The city of Tacoma, Wash., was having problems with its pools. A network of neighborhood parks had served residents for decades, but wading pools in the parks were causing headaches for Metro Parks Tacoma, the city department in charge of maintaining the facilities.
The 40-year-old pools had not aged well.

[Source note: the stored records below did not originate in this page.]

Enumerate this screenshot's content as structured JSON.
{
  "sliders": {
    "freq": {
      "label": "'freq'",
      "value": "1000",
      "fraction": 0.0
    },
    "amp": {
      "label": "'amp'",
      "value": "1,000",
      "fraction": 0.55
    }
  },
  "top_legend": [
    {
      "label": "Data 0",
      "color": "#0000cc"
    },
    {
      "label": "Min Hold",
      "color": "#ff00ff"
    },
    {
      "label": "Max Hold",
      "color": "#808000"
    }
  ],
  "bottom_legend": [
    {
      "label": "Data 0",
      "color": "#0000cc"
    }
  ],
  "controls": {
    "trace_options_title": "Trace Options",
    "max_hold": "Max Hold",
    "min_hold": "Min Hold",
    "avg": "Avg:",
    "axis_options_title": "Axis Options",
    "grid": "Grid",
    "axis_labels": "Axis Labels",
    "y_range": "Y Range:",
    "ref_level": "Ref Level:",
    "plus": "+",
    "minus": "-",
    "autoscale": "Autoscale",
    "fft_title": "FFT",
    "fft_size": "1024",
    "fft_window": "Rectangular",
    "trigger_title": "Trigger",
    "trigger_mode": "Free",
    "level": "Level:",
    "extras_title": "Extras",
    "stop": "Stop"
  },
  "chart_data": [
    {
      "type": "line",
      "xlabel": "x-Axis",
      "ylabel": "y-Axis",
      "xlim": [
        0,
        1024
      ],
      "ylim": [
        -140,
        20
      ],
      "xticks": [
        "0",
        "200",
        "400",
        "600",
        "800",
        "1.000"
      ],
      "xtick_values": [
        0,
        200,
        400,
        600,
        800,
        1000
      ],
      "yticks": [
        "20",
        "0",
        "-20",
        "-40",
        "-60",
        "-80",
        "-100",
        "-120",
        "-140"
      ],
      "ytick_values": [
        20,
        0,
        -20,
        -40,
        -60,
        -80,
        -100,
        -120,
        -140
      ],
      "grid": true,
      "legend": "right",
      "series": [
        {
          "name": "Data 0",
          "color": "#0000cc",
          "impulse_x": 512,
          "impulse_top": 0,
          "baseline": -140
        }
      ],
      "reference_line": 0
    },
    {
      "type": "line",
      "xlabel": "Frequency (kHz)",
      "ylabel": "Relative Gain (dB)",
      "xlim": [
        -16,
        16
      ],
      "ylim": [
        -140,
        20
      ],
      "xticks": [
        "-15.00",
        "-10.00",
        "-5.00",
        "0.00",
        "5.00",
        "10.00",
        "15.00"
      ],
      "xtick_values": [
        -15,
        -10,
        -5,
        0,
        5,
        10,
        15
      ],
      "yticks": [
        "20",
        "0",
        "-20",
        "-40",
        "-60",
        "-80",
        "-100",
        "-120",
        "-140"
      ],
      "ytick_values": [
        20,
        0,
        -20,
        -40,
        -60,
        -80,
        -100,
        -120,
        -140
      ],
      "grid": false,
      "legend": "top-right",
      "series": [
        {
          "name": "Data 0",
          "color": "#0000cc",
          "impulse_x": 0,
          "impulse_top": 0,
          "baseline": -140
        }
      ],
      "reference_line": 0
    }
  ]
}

Crumbling concrete led to frequent leaks, which wasted water, raised costs and made it difficult to maintain proper chemical levels.
Another problem was that the pools had been built before the enactment of modern health and safety guidelines. "We were constantly having to go back and retrofit something that either wasn't working or wasn't up to code," said Curtis Hancock, a Metro Parks Tacoma project manager.
As Metro Parks Tacoma officials considered possible solutions, they realized that even up-to-date, better-constructed pools would still have one major disadvantage: For safety reasons, access to any pool must be limited to the hours when a lifeguard is on duty. "We wanted something that could be open more hours and serve more people each day than a pool can," explained Hancock.
Instead of repairing or upgrading the pools, Metro Parks Tacoma decided to demolish them and install splashpads, or water-play areas with spray features and no standing water.
"We liked splashpads from a safety standpoint, a maintenance standpoint and a compliance standpoint," said Hancock. "But probably the single biggest factor was that splashpads could be open all day, every day. They're also easier to use, since parents don't have to get in the water or hold their children's hands to keep them safe."
With a budget of $1.9 million, the initial phase of the project focused on Jefferson Park, South Park and McKinley Playfield. As planning commenced, Metro Parks Tacoma officials had several main goals: They wanted the play features to have a long-lasting, vandalism-resistant finish; they wanted standardized components across all three locations; and they wanted to minimize environmental impact by using as little water as possible.
The city selected play features made by Vortex Aquatic Structures International, a Canadian company specializing in water-recreation products and technology. "We liked the fact that the Vortex play items have a polished, stainless-steel finish," said Hancock. "It's easy to clean, and it doesn't fade the way powder-finished or painted surfaces can."
Another selling point was the anchoring system, a modular footing universally compatible with all of the company's play features. Use of these footings allowed Tacoma to begin construction in December 2006, well before the play features were delivered in spring 2007. "We put up the play items just before we opened," said Hancock. "With the Safeswap anchors, you're talking about just a few minutes to install each item."